The unprecedented move of stripping veto powers would unlock reforms that have long been pushed by bigger EU nations, but consistently blocked by smaller states.
Reuters is now reporting this stalemate may come to an end as the European Commission is considering triggering a neglected EU constitutional treaty article that would suspend states’ veto powers on tax matters.
Article 116 of the EU Lisbon Treaty gives the EU Commission the power to compel states to drop the unanimity rule.
This is replaced by an approach where tax matters are decided by majority when competition in the EU market is distorted.
“We certainly don’t exclude using it. We will work on it. We will make proposals in that direction,” EU tax commissioner Pierre Moscovivi said a news conference on 30 November.
If the article in enforced, it would potentially apply to current EU discussions looking to enforce tech giants like Amazon and Facebook to pay higher taxes.

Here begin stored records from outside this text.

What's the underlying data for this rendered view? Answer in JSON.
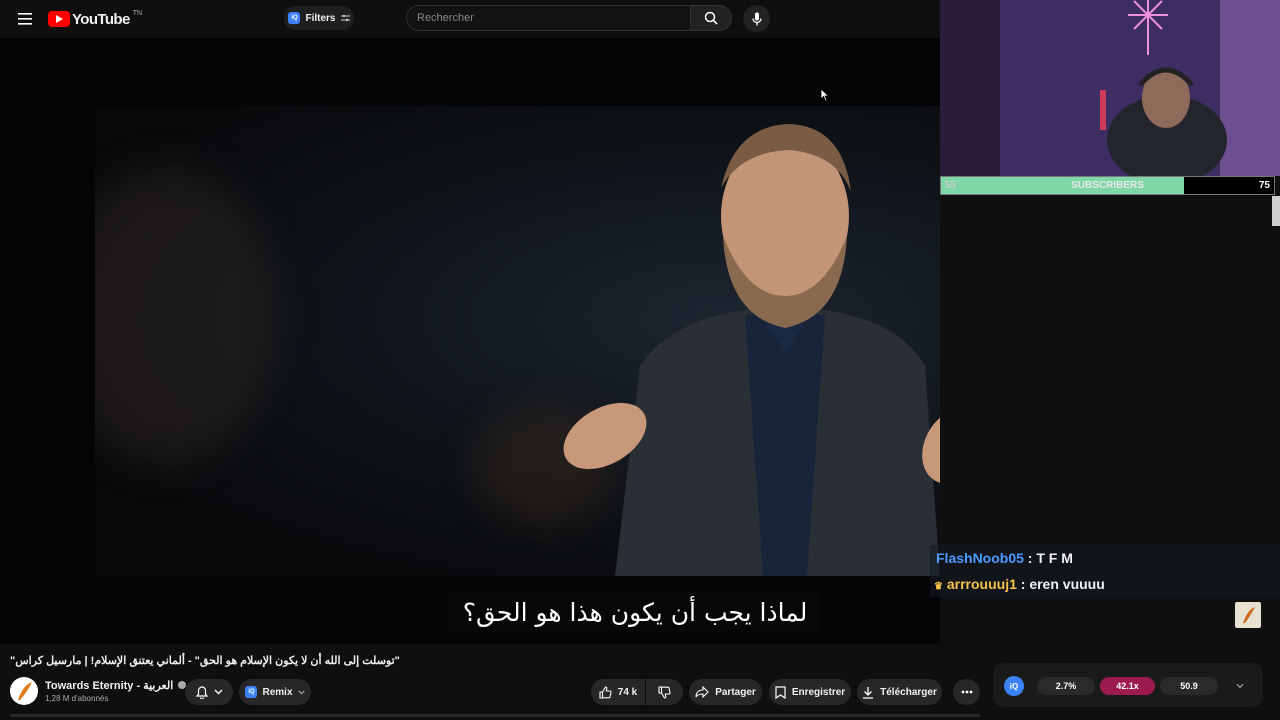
{
  "header": {
    "logo_text": "YouTube",
    "logo_tm": "TN",
    "filters_badge": "iQ",
    "filters_label": "Filters",
    "search_placeholder": "Rechercher"
  },
  "video": {
    "subtitle": "لماذا يجب أن يكون هذا هو الحق؟"
  },
  "overlay": {
    "subscriber_goal": {
      "current": "55",
      "label": "SUBSCRIBERS",
      "target": "75",
      "progress_fraction": 0.73
    },
    "chat": [
      {
        "user": "FlashNoob05",
        "message": " : T F M"
      },
      {
        "user": "arrrouuuj1",
        "message": " : eren vuuuu"
      }
    ]
  },
  "info": {
    "title": "\"توسلت إلى الله أن لا يكون الإسلام هو الحق\" - ألماني يعتنق الإسلام! | مارسيل كراس\"",
    "channel_name": "Towards Eternity - العربية",
    "channel_subs": "1,28 M d'abonnés",
    "remix_badge": "iQ",
    "remix_label": "Remix",
    "like_count": "74 k",
    "share_label": "Partager",
    "save_label": "Enregistrer",
    "download_label": "Télécharger"
  },
  "stats": {
    "badge": "iQ",
    "values": [
      "2.7%",
      "42.1x",
      "50.9"
    ],
    "colors": [
      "#2a2a2a",
      "#9c1a4e",
      "#2a2a2a"
    ]
  }
}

This move against the tech companies has been opposed by smaller, low-tax, EU states like Ireland and Luxembourg.
Additionally, if the article is unlocked, stricter rules on tax advisers who help devise aggressive tax schemes could be established.
This is been an issue for Luxembourg and the Netherlands, which have a growing industry of advisers which aid global corporations hold about €10trn ($9trn, £8trn) in the two countries for tax purposes.
Tax reforms are on the agenda of many EU nations at present as public outcry continues following the Paradise Papers leak.
The treaty article has been described by one EU official as a “nuclear option” as it would end several long running tax legislative deadlocks.
The article does have a flipside, however, as Moscovici alluded to at the press conference, it may be viewed as a measure that interferes with national powers.
“We will work on Article 116 having in mind the idea of having results, not to make a coup,” Moscovici said.